ACTION ITEM
All of the data must be returned exactly as given.

Stored data
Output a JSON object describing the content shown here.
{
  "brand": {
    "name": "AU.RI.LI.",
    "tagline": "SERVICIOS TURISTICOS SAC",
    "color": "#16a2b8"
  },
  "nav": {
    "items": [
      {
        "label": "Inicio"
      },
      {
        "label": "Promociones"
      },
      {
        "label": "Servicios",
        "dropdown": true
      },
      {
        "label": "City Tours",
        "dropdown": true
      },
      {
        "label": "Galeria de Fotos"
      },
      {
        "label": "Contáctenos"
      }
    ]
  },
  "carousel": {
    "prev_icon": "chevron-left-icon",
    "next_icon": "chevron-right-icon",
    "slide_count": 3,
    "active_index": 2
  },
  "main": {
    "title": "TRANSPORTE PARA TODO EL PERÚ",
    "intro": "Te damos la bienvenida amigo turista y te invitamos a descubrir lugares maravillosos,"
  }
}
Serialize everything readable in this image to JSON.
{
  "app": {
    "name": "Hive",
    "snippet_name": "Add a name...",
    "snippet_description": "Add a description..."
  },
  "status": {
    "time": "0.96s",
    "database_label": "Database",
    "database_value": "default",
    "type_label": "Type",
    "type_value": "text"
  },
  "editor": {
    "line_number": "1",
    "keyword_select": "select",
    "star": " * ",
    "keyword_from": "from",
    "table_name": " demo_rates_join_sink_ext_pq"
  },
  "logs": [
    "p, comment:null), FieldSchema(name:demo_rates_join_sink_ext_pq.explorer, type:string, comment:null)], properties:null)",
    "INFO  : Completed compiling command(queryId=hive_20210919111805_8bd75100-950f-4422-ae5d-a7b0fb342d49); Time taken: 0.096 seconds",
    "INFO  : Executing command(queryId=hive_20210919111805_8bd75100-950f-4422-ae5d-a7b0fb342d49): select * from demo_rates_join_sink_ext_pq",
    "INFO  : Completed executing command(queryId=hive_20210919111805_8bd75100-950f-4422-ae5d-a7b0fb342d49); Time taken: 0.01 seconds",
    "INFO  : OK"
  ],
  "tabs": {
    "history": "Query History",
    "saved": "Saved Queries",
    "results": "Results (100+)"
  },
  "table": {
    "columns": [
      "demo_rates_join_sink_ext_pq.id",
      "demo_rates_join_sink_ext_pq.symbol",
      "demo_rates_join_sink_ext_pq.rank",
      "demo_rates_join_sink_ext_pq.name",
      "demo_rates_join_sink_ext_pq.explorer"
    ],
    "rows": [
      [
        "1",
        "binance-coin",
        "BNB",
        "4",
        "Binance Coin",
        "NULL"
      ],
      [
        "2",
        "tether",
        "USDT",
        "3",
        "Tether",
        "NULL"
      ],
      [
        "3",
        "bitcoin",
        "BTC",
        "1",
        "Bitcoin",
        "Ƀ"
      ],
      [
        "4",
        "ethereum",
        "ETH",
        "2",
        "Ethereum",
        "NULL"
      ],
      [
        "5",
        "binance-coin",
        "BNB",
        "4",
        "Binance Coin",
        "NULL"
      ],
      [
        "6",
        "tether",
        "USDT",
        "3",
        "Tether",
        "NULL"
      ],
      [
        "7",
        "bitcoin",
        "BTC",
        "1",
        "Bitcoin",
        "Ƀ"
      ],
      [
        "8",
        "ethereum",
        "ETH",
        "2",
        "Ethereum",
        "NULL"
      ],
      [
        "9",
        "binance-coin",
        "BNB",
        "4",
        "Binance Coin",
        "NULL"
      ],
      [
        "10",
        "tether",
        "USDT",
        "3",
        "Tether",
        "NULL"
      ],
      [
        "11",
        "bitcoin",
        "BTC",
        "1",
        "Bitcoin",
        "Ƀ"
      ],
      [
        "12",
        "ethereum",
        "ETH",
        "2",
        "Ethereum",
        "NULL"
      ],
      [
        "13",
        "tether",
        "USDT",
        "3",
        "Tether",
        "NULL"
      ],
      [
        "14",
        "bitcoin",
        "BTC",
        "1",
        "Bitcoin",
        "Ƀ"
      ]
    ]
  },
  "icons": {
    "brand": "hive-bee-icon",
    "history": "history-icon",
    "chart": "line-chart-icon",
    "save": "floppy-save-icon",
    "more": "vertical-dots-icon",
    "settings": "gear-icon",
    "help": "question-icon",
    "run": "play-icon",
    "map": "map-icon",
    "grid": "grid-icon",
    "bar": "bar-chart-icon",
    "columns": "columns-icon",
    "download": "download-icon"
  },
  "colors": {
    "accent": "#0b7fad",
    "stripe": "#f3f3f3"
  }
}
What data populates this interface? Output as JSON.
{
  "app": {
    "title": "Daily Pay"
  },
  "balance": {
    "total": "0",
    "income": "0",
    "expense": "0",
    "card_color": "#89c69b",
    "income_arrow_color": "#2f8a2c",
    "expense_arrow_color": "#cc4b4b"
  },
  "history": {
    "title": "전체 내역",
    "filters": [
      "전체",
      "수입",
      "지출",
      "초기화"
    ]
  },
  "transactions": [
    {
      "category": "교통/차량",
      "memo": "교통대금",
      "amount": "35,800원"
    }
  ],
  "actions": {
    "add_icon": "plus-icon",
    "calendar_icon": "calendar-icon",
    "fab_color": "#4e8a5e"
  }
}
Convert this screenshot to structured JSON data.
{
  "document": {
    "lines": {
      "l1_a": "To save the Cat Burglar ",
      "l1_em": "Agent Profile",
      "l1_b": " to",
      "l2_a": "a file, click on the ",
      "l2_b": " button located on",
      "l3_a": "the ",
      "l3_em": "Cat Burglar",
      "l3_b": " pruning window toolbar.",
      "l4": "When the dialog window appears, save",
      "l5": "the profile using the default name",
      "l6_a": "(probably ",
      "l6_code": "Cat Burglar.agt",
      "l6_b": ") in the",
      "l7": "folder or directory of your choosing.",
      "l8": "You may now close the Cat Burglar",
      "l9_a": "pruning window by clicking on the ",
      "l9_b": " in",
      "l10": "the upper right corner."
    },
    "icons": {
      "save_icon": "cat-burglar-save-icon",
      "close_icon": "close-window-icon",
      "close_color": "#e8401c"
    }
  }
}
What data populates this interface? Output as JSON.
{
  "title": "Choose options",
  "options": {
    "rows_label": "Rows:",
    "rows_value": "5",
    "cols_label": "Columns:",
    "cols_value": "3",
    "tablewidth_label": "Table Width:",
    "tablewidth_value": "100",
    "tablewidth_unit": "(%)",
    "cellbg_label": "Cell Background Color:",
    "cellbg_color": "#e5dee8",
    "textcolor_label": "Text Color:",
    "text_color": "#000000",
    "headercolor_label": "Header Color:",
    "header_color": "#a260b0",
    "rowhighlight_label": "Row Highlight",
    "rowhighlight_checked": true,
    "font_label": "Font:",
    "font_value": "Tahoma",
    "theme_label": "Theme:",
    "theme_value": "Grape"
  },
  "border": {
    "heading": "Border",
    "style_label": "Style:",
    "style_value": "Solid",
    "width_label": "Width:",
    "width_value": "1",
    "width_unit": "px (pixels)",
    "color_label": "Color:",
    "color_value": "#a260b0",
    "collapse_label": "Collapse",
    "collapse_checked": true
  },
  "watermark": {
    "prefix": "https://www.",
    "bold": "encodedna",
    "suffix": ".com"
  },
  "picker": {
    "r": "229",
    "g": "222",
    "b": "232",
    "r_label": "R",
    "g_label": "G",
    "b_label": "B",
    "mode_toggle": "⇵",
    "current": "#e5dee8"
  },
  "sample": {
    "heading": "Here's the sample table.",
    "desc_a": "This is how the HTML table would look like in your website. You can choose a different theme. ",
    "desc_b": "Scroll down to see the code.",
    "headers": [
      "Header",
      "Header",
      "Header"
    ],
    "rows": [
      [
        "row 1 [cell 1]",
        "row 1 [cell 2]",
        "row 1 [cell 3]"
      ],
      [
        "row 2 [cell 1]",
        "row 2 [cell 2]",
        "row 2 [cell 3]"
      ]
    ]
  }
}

RESPONSE
Output a JSON object describing the content shown here.
{
  "brand": {
    "name": "AU.RI.LI.",
    "tagline": "SERVICIOS TURISTICOS SAC",
    "color": "#16a2b8"
  },
  "nav": {
    "items": [
      {
        "label": "Inicio"
      },
      {
        "label": "Promociones"
      },
      {
        "label": "Servicios",
        "dropdown": true
      },
      {
        "label": "City Tours",
        "dropdown": true
      },
      {
        "label": "Galeria de Fotos"
      },
      {
        "label": "Contáctenos"
      }
    ]
  },
  "carousel": {
    "prev_icon": "chevron-left-icon",
    "next_icon": "chevron-right-icon",
    "slide_count": 3,
    "active_index": 2
  },
  "main": {
    "title": "TRANSPORTE PARA TODO EL PERÚ",
    "intro": "Te damos la bienvenida amigo turista y te invitamos a descubrir lugares maravillosos,"
  }
}
Serialize everything readable in this image to JSON.
{
  "app": {
    "name": "Hive",
    "snippet_name": "Add a name...",
    "snippet_description": "Add a description..."
  },
  "status": {
    "time": "0.96s",
    "database_label": "Database",
    "database_value": "default",
    "type_label": "Type",
    "type_value": "text"
  },
  "editor": {
    "line_number": "1",
    "keyword_select": "select",
    "star": " * ",
    "keyword_from": "from",
    "table_name": " demo_rates_join_sink_ext_pq"
  },
  "logs": [
    "p, comment:null), FieldSchema(name:demo_rates_join_sink_ext_pq.explorer, type:string, comment:null)], properties:null)",
    "INFO  : Completed compiling command(queryId=hive_20210919111805_8bd75100-950f-4422-ae5d-a7b0fb342d49); Time taken: 0.096 seconds",
    "INFO  : Executing command(queryId=hive_20210919111805_8bd75100-950f-4422-ae5d-a7b0fb342d49): select * from demo_rates_join_sink_ext_pq",
    "INFO  : Completed executing command(queryId=hive_20210919111805_8bd75100-950f-4422-ae5d-a7b0fb342d49); Time taken: 0.01 seconds",
    "INFO  : OK"
  ],
  "tabs": {
    "history": "Query History",
    "saved": "Saved Queries",
    "results": "Results (100+)"
  },
  "table": {
    "columns": [
      "demo_rates_join_sink_ext_pq.id",
      "demo_rates_join_sink_ext_pq.symbol",
      "demo_rates_join_sink_ext_pq.rank",
      "demo_rates_join_sink_ext_pq.name",
      "demo_rates_join_sink_ext_pq.explorer"
    ],
    "rows": [
      [
        "1",
        "binance-coin",
        "BNB",
        "4",
        "Binance Coin",
        "NULL"
      ],
      [
        "2",
        "tether",
        "USDT",
        "3",
        "Tether",
        "NULL"
      ],
      [
        "3",
        "bitcoin",
        "BTC",
        "1",
        "Bitcoin",
        "Ƀ"
      ],
      [
        "4",
        "ethereum",
        "ETH",
        "2",
        "Ethereum",
        "NULL"
      ],
      [
        "5",
        "binance-coin",
        "BNB",
        "4",
        "Binance Coin",
        "NULL"
      ],
      [
        "6",
        "tether",
        "USDT",
        "3",
        "Tether",
        "NULL"
      ],
      [
        "7",
        "bitcoin",
        "BTC",
        "1",
        "Bitcoin",
        "Ƀ"
      ],
      [
        "8",
        "ethereum",
        "ETH",
        "2",
        "Ethereum",
        "NULL"
      ],
      [
        "9",
        "binance-coin",
        "BNB",
        "4",
        "Binance Coin",
        "NULL"
      ],
      [
        "10",
        "tether",
        "USDT",
        "3",
        "Tether",
        "NULL"
      ],
      [
        "11",
        "bitcoin",
        "BTC",
        "1",
        "Bitcoin",
        "Ƀ"
      ],
      [
        "12",
        "ethereum",
        "ETH",
        "2",
        "Ethereum",
        "NULL"
      ],
      [
        "13",
        "tether",
        "USDT",
        "3",
        "Tether",
        "NULL"
      ],
      [
        "14",
        "bitcoin",
        "BTC",
        "1",
        "Bitcoin",
        "Ƀ"
      ]
    ]
  },
  "icons": {
    "brand": "hive-bee-icon",
    "history": "history-icon",
    "chart": "line-chart-icon",
    "save": "floppy-save-icon",
    "more": "vertical-dots-icon",
    "settings": "gear-icon",
    "help": "question-icon",
    "run": "play-icon",
    "map": "map-icon",
    "grid": "grid-icon",
    "bar": "bar-chart-icon",
    "columns": "columns-icon",
    "download": "download-icon"
  },
  "colors": {
    "accent": "#0b7fad",
    "stripe": "#f3f3f3"
  }
}
What data populates this interface? Output as JSON.
{
  "app": {
    "title": "Daily Pay"
  },
  "balance": {
    "total": "0",
    "income": "0",
    "expense": "0",
    "card_color": "#89c69b",
    "income_arrow_color": "#2f8a2c",
    "expense_arrow_color": "#cc4b4b"
  },
  "history": {
    "title": "전체 내역",
    "filters": [
      "전체",
      "수입",
      "지출",
      "초기화"
    ]
  },
  "transactions": [
    {
      "category": "교통/차량",
      "memo": "교통대금",
      "amount": "35,800원"
    }
  ],
  "actions": {
    "add_icon": "plus-icon",
    "calendar_icon": "calendar-icon",
    "fab_color": "#4e8a5e"
  }
}
Convert this screenshot to structured JSON data.
{
  "document": {
    "lines": {
      "l1_a": "To save the Cat Burglar ",
      "l1_em": "Agent Profile",
      "l1_b": " to",
      "l2_a": "a file, click on the ",
      "l2_b": " button located on",
      "l3_a": "the ",
      "l3_em": "Cat Burglar",
      "l3_b": " pruning window toolbar.",
      "l4": "When the dialog window appears, save",
      "l5": "the profile using the default name",
      "l6_a": "(probably ",
      "l6_code": "Cat Burglar.agt",
      "l6_b": ") in the",
      "l7": "folder or directory of your choosing.",
      "l8": "You may now close the Cat Burglar",
      "l9_a": "pruning window by clicking on the ",
      "l9_b": " in",
      "l10": "the upper right corner."
    },
    "icons": {
      "save_icon": "cat-burglar-save-icon",
      "close_icon": "close-window-icon",
      "close_color": "#e8401c"
    }
  }
}
What data populates this interface? Output as JSON.
{
  "title": "Choose options",
  "options": {
    "rows_label": "Rows:",
    "rows_value": "5",
    "cols_label": "Columns:",
    "cols_value": "3",
    "tablewidth_label": "Table Width:",
    "tablewidth_value": "100",
    "tablewidth_unit": "(%)",
    "cellbg_label": "Cell Background Color:",
    "cellbg_color": "#e5dee8",
    "textcolor_label": "Text Color:",
    "text_color": "#000000",
    "headercolor_label": "Header Color:",
    "header_color": "#a260b0",
    "rowhighlight_label": "Row Highlight",
    "rowhighlight_checked": true,
    "font_label": "Font:",
    "font_value": "Tahoma",
    "theme_label": "Theme:",
    "theme_value": "Grape"
  },
  "border": {
    "heading": "Border",
    "style_label": "Style:",
    "style_value": "Solid",
    "width_label": "Width:",
    "width_value": "1",
    "width_unit": "px (pixels)",
    "color_label": "Color:",
    "color_value": "#a260b0",
    "collapse_label": "Collapse",
    "collapse_checked": true
  },
  "watermark": {
    "prefix": "https://www.",
    "bold": "encodedna",
    "suffix": ".com"
  },
  "picker": {
    "r": "229",
    "g": "222",
    "b": "232",
    "r_label": "R",
    "g_label": "G",
    "b_label": "B",
    "mode_toggle": "⇵",
    "current": "#e5dee8"
  },
  "sample": {
    "heading": "Here's the sample table.",
    "desc_a": "This is how the HTML table would look like in your website. You can choose a different theme. ",
    "desc_b": "Scroll down to see the code.",
    "headers": [
      "Header",
      "Header",
      "Header"
    ],
    "rows": [
      [
        "row 1 [cell 1]",
        "row 1 [cell 2]",
        "row 1 [cell 3]"
      ],
      [
        "row 2 [cell 1]",
        "row 2 [cell 2]",
        "row 2 [cell 3]"
      ]
    ]
  }
}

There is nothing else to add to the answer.